__The problem__:
Each entry should be printed exactly, with its images omitted.

__Dataset records__:
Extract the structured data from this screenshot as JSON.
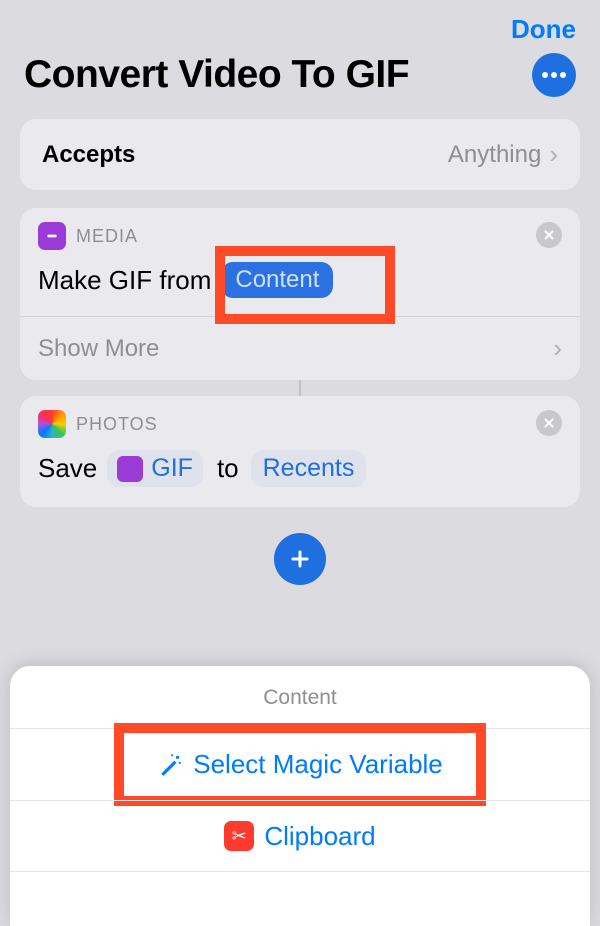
{
  "topbar": {
    "done": "Done"
  },
  "title": "Convert Video To GIF",
  "accepts": {
    "label": "Accepts",
    "value": "Anything"
  },
  "actions": {
    "media": {
      "category": "MEDIA",
      "prefix": "Make GIF from",
      "param_pill": "Content",
      "show_more": "Show More"
    },
    "photos": {
      "category": "PHOTOS",
      "prefix": "Save",
      "gif_token": "GIF",
      "mid": "to",
      "recents_token": "Recents"
    }
  },
  "sheet": {
    "title": "Content",
    "magic": "Select Magic Variable",
    "clipboard": "Clipboard"
  }
}
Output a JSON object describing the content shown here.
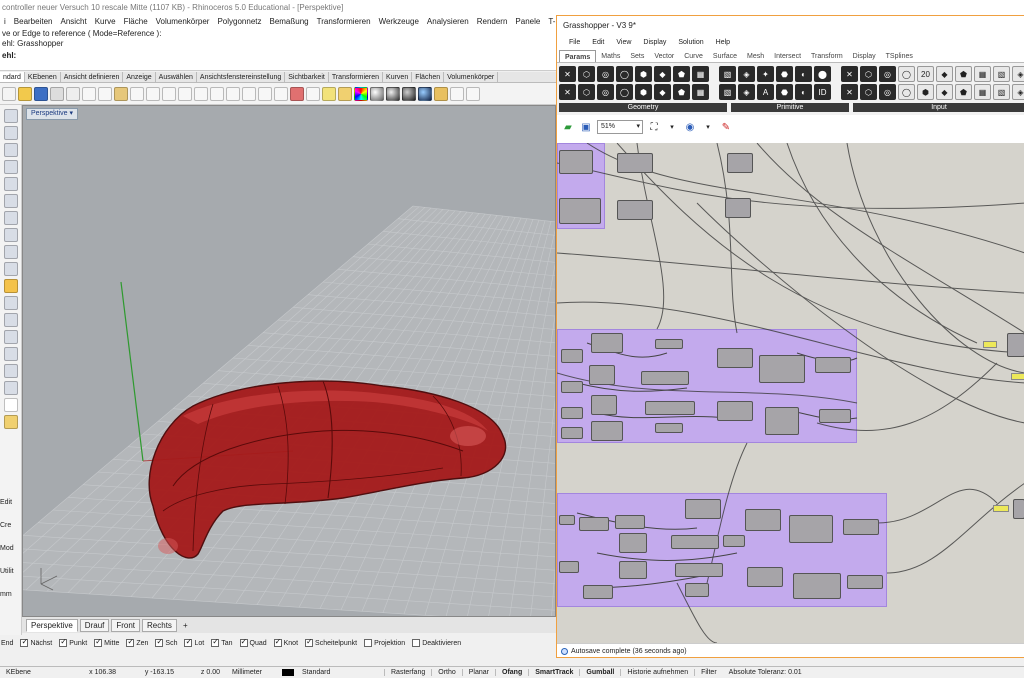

__Answer to the problem__:
Extract the structured data from this screenshot as JSON.
{
  "topbar": {
    "done": "Done"
  },
  "title": "Convert Video To GIF",
  "accepts": {
    "label": "Accepts",
    "value": "Anything"
  },
  "actions": {
    "media": {
      "category": "MEDIA",
      "prefix": "Make GIF from",
      "param_pill": "Content",
      "show_more": "Show More"
    },
    "photos": {
      "category": "PHOTOS",
      "prefix": "Save",
      "gif_token": "GIF",
      "mid": "to",
      "recents_token": "Recents"
    }
  },
  "sheet": {
    "title": "Content",
    "magic": "Select Magic Variable",
    "clipboard": "Clipboard"
  }
}
Output a JSON object describing the content shown here.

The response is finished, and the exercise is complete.